SHANGHAI — When Pasadena-based Avery Dennison wanted to build its road and traffic business in China a few years ago, it hired people like Lily Tang. The Beijing homemaker had an asset the company craved: political connections.
Tang's husband, Chen Qi, is a senior official at the China Communications and Transportation Assn., a quasi-governmental group led by former ministers. That connection, said current and former Avery managers in China, helped the company win contracts for thousands of dollars' worth of government projects.
In one case, according to interviews and a copy of a signed contract reviewed by The Times, Avery received an order to supply $375,000 worth of reflective safety products for highway jobs in Tianjin, east of Beijing, and paid a commission of about 8% to an enterprise operated by a friend of Chen's.
Chen's friend, Guo Longjun of Beijing, said he had passed the money on to "experts," whom he wouldn't identify.
Such payments may be part of an ongoing federal investigation into whether Avery violated the Foreign Corrupt Practices Act, which prohibits U.S. businesses from bribing foreign officials.
Avery reported possible violations on its own in 2005. It characterized them as relatively minor and said it had taken corrective measures. Though it is by no means the only U.S. company involved in a corruption investigation of its business dealings in China, its experience provides a case study of the pitfalls American firms face as they try to capture a piece of the Chinese market.
Justice Department officials say enforcement of the FCPA is second only to fighting terrorism in terms of priority. Currently, at least 91 cases are open, triple the number four years ago, according to a report issued last month by Shearman & Sterling, a New York-based law firm that tracks FCPA cases.
China is getting more attention. Of 25 criminal prosecutions under the law in the last two years, six involved activities in China -- the largest number after Iraq and Nigeria. Among the companies involved were Lucent Technologies, which agreed to pay a $1-million penalty for supplying about 315 trips to the U.S. by Chinese officials. The company recorded some of them as "factory inspections," but they were in fact visits to places such as Disneyland, Las Vegas and the Grand Canyon, the Justice Department said.
The trips, plus educational expenses for a Chinese government employee, were valued in the millions of dollars, federal officials said. At stake were contracts worth at least $2 billion.
Such cases show that China is no longer just the world's factory floor; its size and its push to accelerate domestic spending make it an alluring market in its own right.
Corruption, though, is a pervasive problem in China. The Communist Party leadership, seeing the lawlessness as a threat to its survival, is cracking down. From 2003 to 2007, officials investigated almost 20,000 commercial bribery cases involving state workers, China's procurator-general reported. The amount involved is about $500 million.
Avery, with $6.3 billion in sales last year, triggered the federal investigation by reporting possible FCPA violations. It said the matter involved a small number of local employees in its reflective-materials business who might have made improper payments and that it could incur fines or other penalties.

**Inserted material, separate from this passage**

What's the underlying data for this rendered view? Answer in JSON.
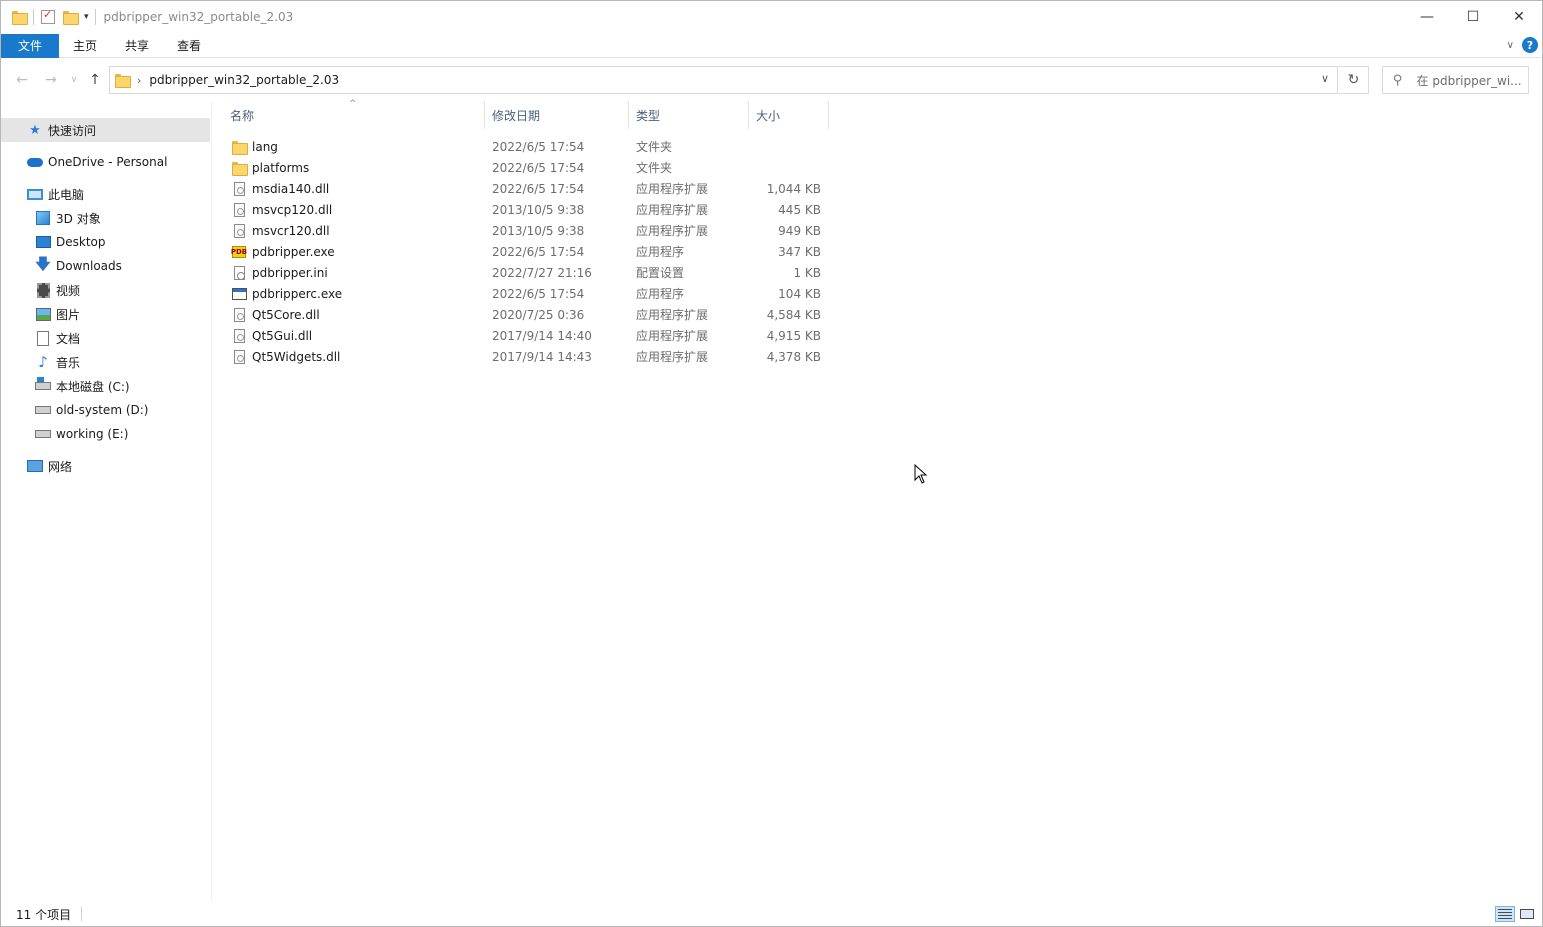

Since then, Avery has opened new manufacturing facilities in China, as well as its first stand-alone research center outside the United States -- even as it places a new emphasis on business ethics. The company's Chinese payroll has ballooned to 14,000, about 40% of its global workforce.
But the possible corruption case has proved anything but small. Sales in the reflective-materials unit have plunged. Avery has pushed out at least eight employees and managers. Several other senior staff members have quit in frustration.
Among them was Timothy Li, 58, who resigned as business development director of Avery's reflective and graphics division in Asia, based in Hong Kong. He said he had warned regional bosses about using consultants and other questionable tactics to secure contracts.
"I told them it's risky and I don't like to do these kinds of things," Li said in an interview, his voice rising and his arms clenching his chest.
Avery declined to comment about the Tianjin highway project or specific individuals, noting that personnel matters are confidential and that the investigation is ongoing.
But a company spokesman, Laurence Dwyer, said, "Avery Dennison is committed to conducting its business with honesty and to the highest ethical standards in all our businesses and in every region of the world."
U.S. firms are widely considered to operate with higher ethics than Chinese and Western competitors -- in large part because of stringent laws such as the FCPA, which took effect in 1977, and the Sarbanes-Oxley Act of 2002.